═════ Stored data ═════
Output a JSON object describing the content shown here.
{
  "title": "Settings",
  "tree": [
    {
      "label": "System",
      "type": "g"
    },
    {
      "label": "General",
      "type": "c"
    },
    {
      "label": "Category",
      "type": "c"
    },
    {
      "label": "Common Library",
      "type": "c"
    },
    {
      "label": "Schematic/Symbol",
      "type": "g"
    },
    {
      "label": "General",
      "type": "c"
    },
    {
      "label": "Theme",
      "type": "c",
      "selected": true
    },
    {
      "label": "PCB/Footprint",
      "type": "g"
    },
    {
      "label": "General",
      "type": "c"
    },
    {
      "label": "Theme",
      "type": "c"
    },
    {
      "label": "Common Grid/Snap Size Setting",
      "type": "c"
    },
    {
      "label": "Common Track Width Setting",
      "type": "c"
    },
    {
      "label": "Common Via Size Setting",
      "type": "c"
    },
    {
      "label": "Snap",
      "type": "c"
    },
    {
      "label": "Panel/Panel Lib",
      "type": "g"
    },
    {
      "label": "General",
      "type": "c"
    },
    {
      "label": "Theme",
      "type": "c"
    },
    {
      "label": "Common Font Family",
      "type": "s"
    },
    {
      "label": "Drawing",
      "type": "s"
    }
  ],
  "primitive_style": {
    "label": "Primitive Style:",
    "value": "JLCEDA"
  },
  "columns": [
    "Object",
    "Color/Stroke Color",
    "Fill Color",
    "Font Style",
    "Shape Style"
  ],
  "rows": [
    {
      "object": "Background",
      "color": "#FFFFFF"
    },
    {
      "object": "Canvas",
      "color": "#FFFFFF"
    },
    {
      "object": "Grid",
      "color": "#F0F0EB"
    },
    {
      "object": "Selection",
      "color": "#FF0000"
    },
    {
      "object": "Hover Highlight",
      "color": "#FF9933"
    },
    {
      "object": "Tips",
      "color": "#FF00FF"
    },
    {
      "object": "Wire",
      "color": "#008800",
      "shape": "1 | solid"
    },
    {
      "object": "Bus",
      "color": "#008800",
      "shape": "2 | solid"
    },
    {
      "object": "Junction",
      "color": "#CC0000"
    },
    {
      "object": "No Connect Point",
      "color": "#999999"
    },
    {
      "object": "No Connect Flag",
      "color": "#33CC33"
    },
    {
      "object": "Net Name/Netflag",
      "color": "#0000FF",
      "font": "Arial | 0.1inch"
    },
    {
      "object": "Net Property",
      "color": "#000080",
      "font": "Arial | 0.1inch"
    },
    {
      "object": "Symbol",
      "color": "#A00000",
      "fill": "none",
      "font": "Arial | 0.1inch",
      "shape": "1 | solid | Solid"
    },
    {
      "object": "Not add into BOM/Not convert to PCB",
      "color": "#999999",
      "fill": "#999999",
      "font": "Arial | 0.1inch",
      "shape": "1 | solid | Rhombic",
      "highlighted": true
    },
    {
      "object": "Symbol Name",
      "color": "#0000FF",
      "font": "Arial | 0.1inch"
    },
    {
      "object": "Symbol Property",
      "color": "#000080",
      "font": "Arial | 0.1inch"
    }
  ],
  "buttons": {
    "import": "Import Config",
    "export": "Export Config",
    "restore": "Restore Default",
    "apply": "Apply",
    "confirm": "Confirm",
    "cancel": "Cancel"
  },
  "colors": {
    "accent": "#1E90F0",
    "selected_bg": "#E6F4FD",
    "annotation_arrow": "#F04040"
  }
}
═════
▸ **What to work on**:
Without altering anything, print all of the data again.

▸ **Your response**:
Output a JSON object describing the content shown here.
{
  "title": "Settings",
  "tree": [
    {
      "label": "System",
      "type": "g"
    },
    {
      "label": "General",
      "type": "c"
    },
    {
      "label": "Category",
      "type": "c"
    },
    {
      "label": "Common Library",
      "type": "c"
    },
    {
      "label": "Schematic/Symbol",
      "type": "g"
    },
    {
      "label": "General",
      "type": "c"
    },
    {
      "label": "Theme",
      "type": "c",
      "selected": true
    },
    {
      "label": "PCB/Footprint",
      "type": "g"
    },
    {
      "label": "General",
      "type": "c"
    },
    {
      "label": "Theme",
      "type": "c"
    },
    {
      "label": "Common Grid/Snap Size Setting",
      "type": "c"
    },
    {
      "label": "Common Track Width Setting",
      "type": "c"
    },
    {
      "label": "Common Via Size Setting",
      "type": "c"
    },
    {
      "label": "Snap",
      "type": "c"
    },
    {
      "label": "Panel/Panel Lib",
      "type": "g"
    },
    {
      "label": "General",
      "type": "c"
    },
    {
      "label": "Theme",
      "type": "c"
    },
    {
      "label": "Common Font Family",
      "type": "s"
    },
    {
      "label": "Drawing",
      "type": "s"
    }
  ],
  "primitive_style": {
    "label": "Primitive Style:",
    "value": "JLCEDA"
  },
  "columns": [
    "Object",
    "Color/Stroke Color",
    "Fill Color",
    "Font Style",
    "Shape Style"
  ],
  "rows": [
    {
      "object": "Background",
      "color": "#FFFFFF"
    },
    {
      "object": "Canvas",
      "color": "#FFFFFF"
    },
    {
      "object": "Grid",
      "color": "#F0F0EB"
    },
    {
      "object": "Selection",
      "color": "#FF0000"
    },
    {
      "object": "Hover Highlight",
      "color": "#FF9933"
    },
    {
      "object": "Tips",
      "color": "#FF00FF"
    },
    {
      "object": "Wire",
      "color": "#008800",
      "shape": "1 | solid"
    },
    {
      "object": "Bus",
      "color": "#008800",
      "shape": "2 | solid"
    },
    {
      "object": "Junction",
      "color": "#CC0000"
    },
    {
      "object": "No Connect Point",
      "color": "#999999"
    },
    {
      "object": "No Connect Flag",
      "color": "#33CC33"
    },
    {
      "object": "Net Name/Netflag",
      "color": "#0000FF",
      "font": "Arial | 0.1inch"
    },
    {
      "object": "Net Property",
      "color": "#000080",
      "font": "Arial | 0.1inch"
    },
    {
      "object": "Symbol",
      "color": "#A00000",
      "fill": "none",
      "font": "Arial | 0.1inch",
      "shape": "1 | solid | Solid"
    },
    {
      "object": "Not add into BOM/Not convert to PCB",
      "color": "#999999",
      "fill": "#999999",
      "font": "Arial | 0.1inch",
      "shape": "1 | solid | Rhombic",
      "highlighted": true
    },
    {
      "object": "Symbol Name",
      "color": "#0000FF",
      "font": "Arial | 0.1inch"
    },
    {
      "object": "Symbol Property",
      "color": "#000080",
      "font": "Arial | 0.1inch"
    }
  ],
  "buttons": {
    "import": "Import Config",
    "export": "Export Config",
    "restore": "Restore Default",
    "apply": "Apply",
    "confirm": "Confirm",
    "cancel": "Cancel"
  },
  "colors": {
    "accent": "#1E90F0",
    "selected_bg": "#E6F4FD",
    "annotation_arrow": "#F04040"
  }
}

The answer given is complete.